Arts and Medicine

The art of pollination

Kurt Shaffer

3201 Rocky River Drive, Cleveland, Ohio 44111, USA

Corresponding to: Kurt Shaffer. 3201 Rocky River Drive, Cleveland, Ohio 44111, USA. Email: kurt@kurtshaffer.com; KurtShafferPhotographs.com.

Submitted Sep 03, 2013. Accepted for publication Sep 10, 2013.

doi: 10.3978/j.issn.2223-3652.2013.09.01


Ever since my father took me on my first walk in the woods, I simply felt ‘at home’. Since then I have loved to capture photographs of the details in nature, especially the abstract … looking “into” a flower or tree.

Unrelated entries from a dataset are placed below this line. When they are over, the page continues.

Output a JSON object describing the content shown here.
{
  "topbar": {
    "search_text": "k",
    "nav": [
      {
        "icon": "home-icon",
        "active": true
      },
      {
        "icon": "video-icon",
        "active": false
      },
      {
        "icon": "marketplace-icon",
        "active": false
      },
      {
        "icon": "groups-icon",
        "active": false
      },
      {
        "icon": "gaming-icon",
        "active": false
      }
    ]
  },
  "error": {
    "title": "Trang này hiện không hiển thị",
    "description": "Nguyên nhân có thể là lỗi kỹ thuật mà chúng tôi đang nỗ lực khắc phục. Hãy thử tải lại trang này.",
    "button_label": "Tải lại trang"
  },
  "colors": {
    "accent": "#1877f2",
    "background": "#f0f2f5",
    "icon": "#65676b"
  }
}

We as human beings depend largely on nature to provide our continued existence. Much of the food we grow is produced in concert with insects and to some extent birds. There are many fruit farms that pay to have honeybees trucked in from large apiaries to pollinate their crops because there just isn’t a large enough native bee population. But man’s obsession with the “perfect” apple, polished and without blemish, is actually working against us as the only way to produce an apple like that is with a lot of pesticides. Some of these pesticides may be harming native bee (and other insect, wildlife and human) populations. Studies are continuing in this area. It is my belief that we all should work in harmony with nature, and educate the public that a few blemishes on your fruit or vegetable is a sign that we don’t mind sharing, and that our food is healthy for all who consume it.

I enjoy capturing the brilliance of nature with its vibrant world of color and complex interactions, exemplified by the process of pollination (Figures 1-3). Photographic techniques like adding background lighting and close-up focus result in more abstract impressions (Figure 4).

Figure 1 Lily-Bee. This photograph shows a bee approaching a lily flower
Figure 2 Hibiscus-Honey Bee. This photograph shows a honey-bee loaded with pollen from a hibiscus flower
Figure 3 Hummingbird-Lantana Flower. This photograph shows a hummingbird approaching a lantana flower
Figure 4 Amaryllis Abstractus. This close-up of an amaryllis flower demonstrates the abstract beauty of nature

Acknowledgements

Disclosure: The author declares no conflict of interest.

Cite this article as: Shaffer K. The art of pollination.Cardiovasc Diagn Ther 2013;3(3):186-187. doi: 10.3978/j.issn.2223-3652.2013.09.01